Challenging a young scientist to focus on patients
Novartis researcher Joana Silva had a life-changing experience with a mentor.
Mar 07, 2021
At Novartis, we believe in gender equity. We continue to choose to challenge inequity, including through our public pledge with the Equal Pay International Coalition (EPIC) to achieve gender balance in management and further improve our pay equity and transparency processes by 2023.
This International Women’s Day, we want to celebrate our progress while continuing to challenge ourselves and others to strive for meaningful change. We asked employees to recognize role models who have challenged and inspired them to become who they are today. Joana Silva, a principal scientist at the Novartis Institutes for BioMedical Research, shares her story.
Joana Silva was a visiting PhD student from 2009 to 2011 in the lab of Jackie F. Bromberg (shown here) at Memorial Sloan Kettering Cancer Center (MSKCC). Bromberg is currently a breast oncologist and professor at MSKCC and associate professor at Weill Cornell Medicine, where she supports and co-mentors scientists.
Jackie took me for a coffee the first day we met. It was 2009 and I was a visiting PhD student in her lab in New York City at Memorial Sloan Kettering Cancer Center. She said, “Update me on the latest data from your lab in Portugal.” After I shared it, she asked, “Yeah, but who cares about it?” And I was petrified. I didn’t know what to say.
If I have to be honest, I hated the question. She put me on the spot. She was constantly challenging me to think about the relevance of my work. As an oncologist who also runs a lab, her mindset is all about translatability to patients. Up until that point, I had been growing up as a scientist amidst PhDs. All of a sudden an MD working with patients embedded me in her world, and it was a transformative experience.
Joana Silva’s experience in a lab in New York City was transformative.
It’s one of the reasons I ended up moving to a pharmaceutical company. I’m motivated to help patients. In my current role, I try to ask the types of questions that Jackie asked me. My team explores new drug targets for cancer. We’re also working on a new approach to treating cancer called radioligand therapy. It can take years for a project to translate into a potential therapy for patients, and many projects never reach that point, but scientists here are all focused on a common goal – to help patients.
Jackie could have felt threatened by my research. She’s widely respected in the oncology world for her work on a gene called Stat3. She’s the one who first described it as an oncogene, which means that it drives cancer. It was a discovery that she made as a postdoc. By the time I was a grad student, labs around the world had confirmed that Stat3 is a “bad guy” in a lot of cancer types. But I was working on thyroid cancer cells and found the opposite.

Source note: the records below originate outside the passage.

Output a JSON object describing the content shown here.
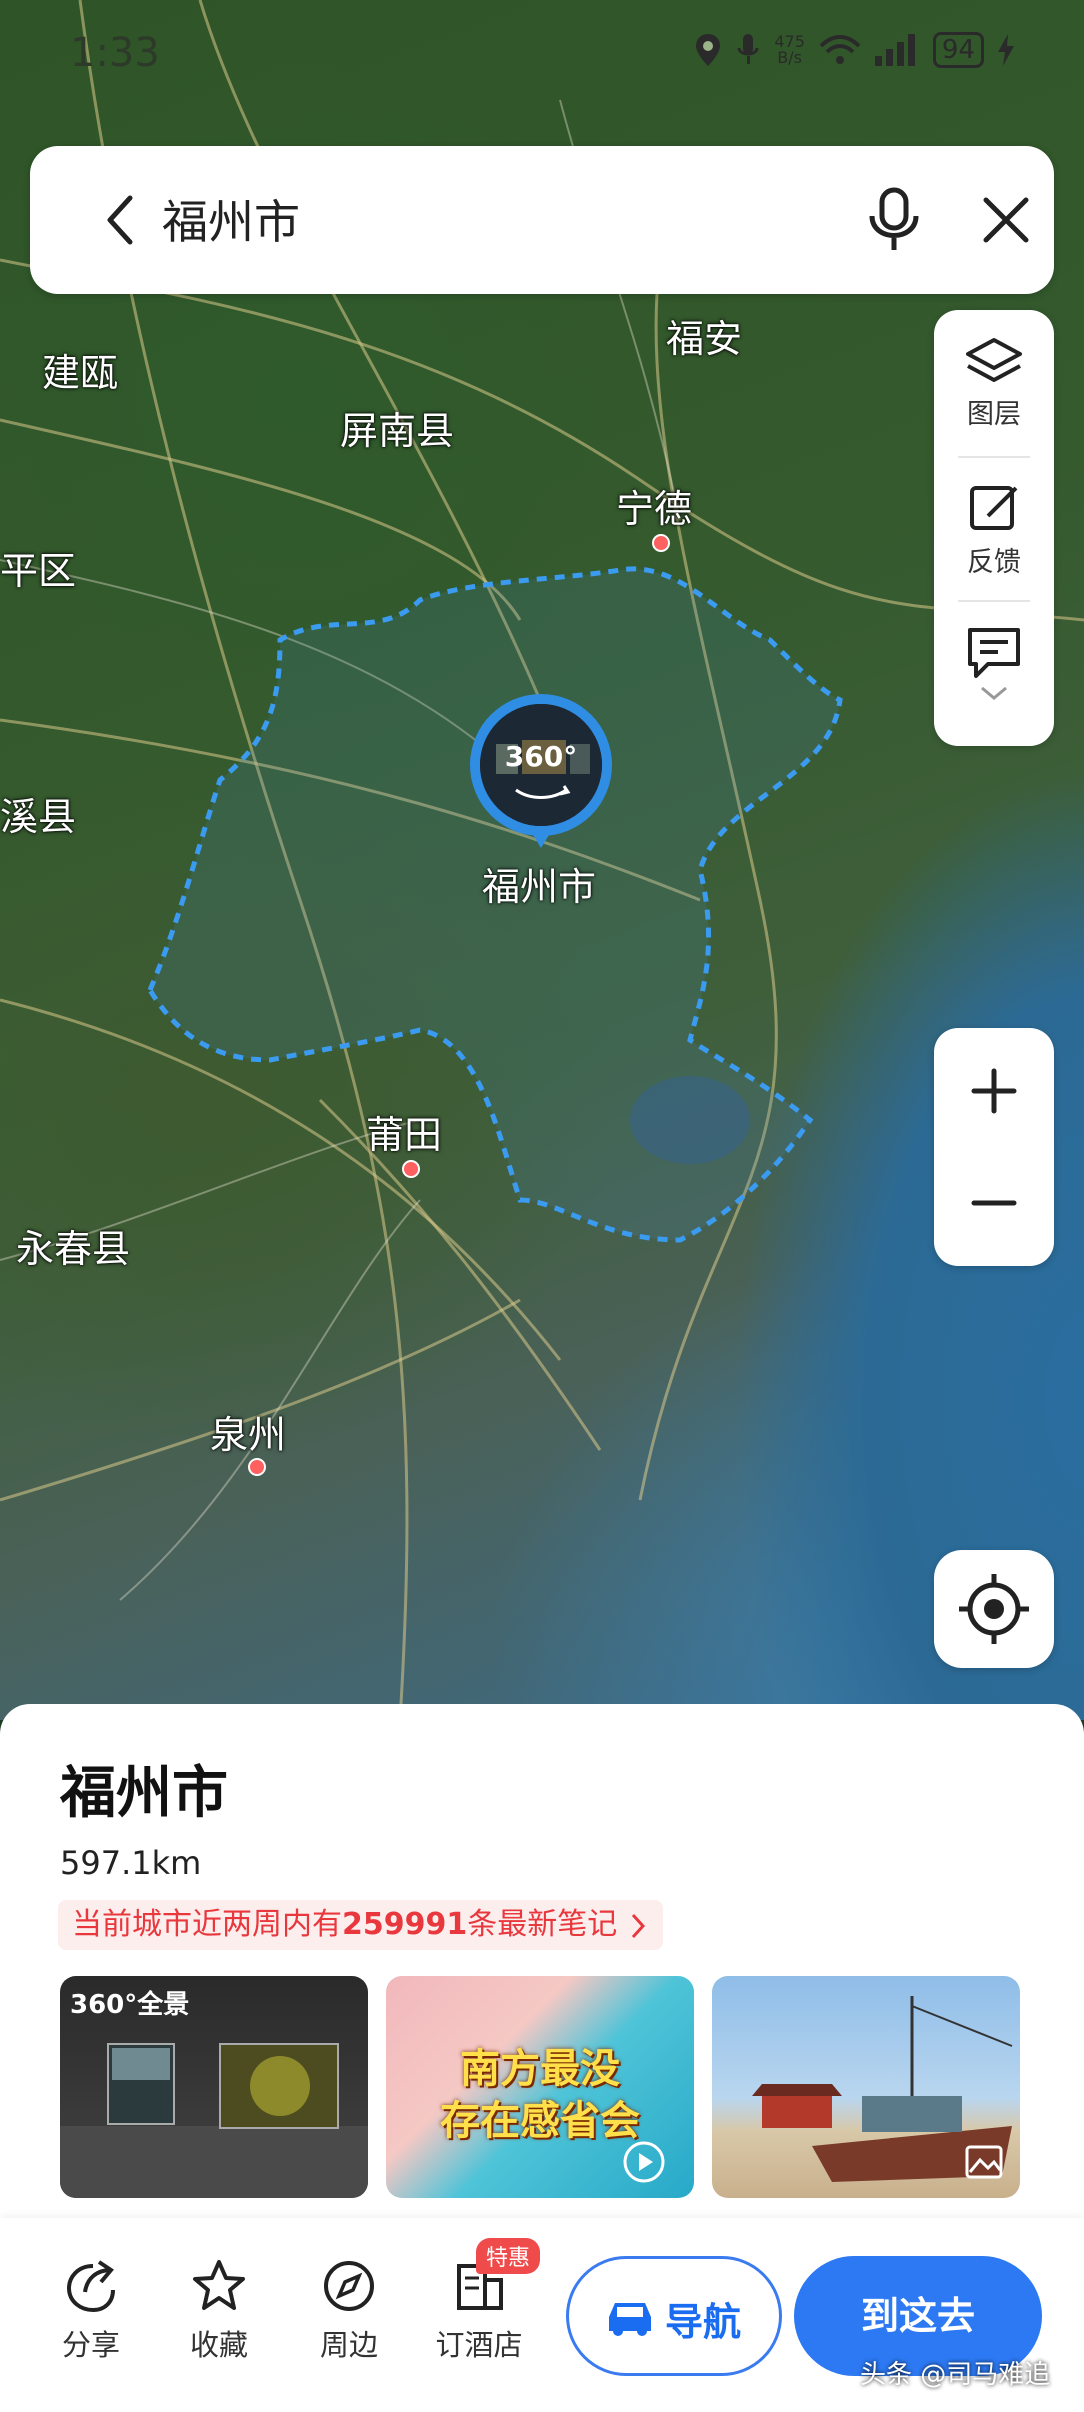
{
  "status": {
    "time": "1:33",
    "speed_value": "475",
    "speed_unit": "B/s",
    "battery": "94"
  },
  "search": {
    "query": "福州市"
  },
  "tools": {
    "layers": "图层",
    "feedback": "反馈"
  },
  "map": {
    "pano_label": "360°",
    "city_marker": "福州市",
    "places": {
      "fuan": "福安",
      "jianou": "建瓯",
      "pingnan": "屏南县",
      "ningde": "宁德",
      "yanping": "平区",
      "youxi": "溪县",
      "putian": "莆田",
      "yongchun": "永春县",
      "quanzhou": "泉州"
    }
  },
  "sheet": {
    "title": "福州市",
    "distance": "597.1km",
    "notes_prefix": "当前城市近两周内有",
    "notes_count": "259991",
    "notes_suffix": "条最新笔记",
    "thumb1_badge": "360°全景",
    "thumb2_text_line1": "南方最没",
    "thumb2_text_line2": "存在感省会"
  },
  "actions": {
    "share": "分享",
    "favorite": "收藏",
    "nearby": "周边",
    "hotel": "订酒店",
    "hotel_badge": "特惠",
    "navigate": "导航",
    "go_here": "到这去"
  },
  "watermark": "头条 @司马难追",
  "colors": {
    "accent": "#2c79f3",
    "boundary": "#3a9bf0",
    "notes_red": "#e8383d"
  }
}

Joana Silva studied Stat3, a gene that produces a protein (here) shown to drive cancer. Her findings were surprising. Image by Emw/Wikimedia Commons
I was scared to share my data with Jackie, but she immediately jumped on board when she saw it. She believed the data and tried to find all sorts of ways to strengthen the results and build a story. She’s a flexible thinker who truly follows the science.
Her enthusiasm for science is contagious. She goes the extra mile to help the scientists she mentors with their research. I started my project in Portugal in a lab with fewer resources. When I arrived at Memorial Sloan Kettering, Jackie quickly introduced me to anyone and everyone who might be able to help me, including researchers with useful tools and scientists working in translational research with access to clinical data. I immediately had a network even though I was only a visiting PhD student in her lab.
We have a word in Portuguese – 'desenrascado' – for people who are very good at moving worlds to quickly and efficiently solve a problem. It’s in their nature to help others. My mother and grandmother are great examples of 'desenrascanço'. So is Jackie.
She was constantly challenging me to think about the relevance of my work. As an oncologist who also runs a lab, her mindset is all about translatability to patients.
Her helpfulness extends beyond the lab. When I first arrived in New York, I found an apartment two blocks from work. At the time, Jackie was in the middle of an office move. When she heard that my place was unfurnished, she took me to her office and said, “Take all of this furniture.” Then she went into the hall and recruited a passing scientist to help us transport a table and couch on the spot. The three of us – including Jackie – carried the furniture to my apartment, a fifth-floor walkup.
I now lead a small lab, and, like Jackie, I believe in leading by example. I’m very close to my associates and try to be present for them. I put a lot of energy into spending time with my team and trying to help them understand the importance and relevance of what we do.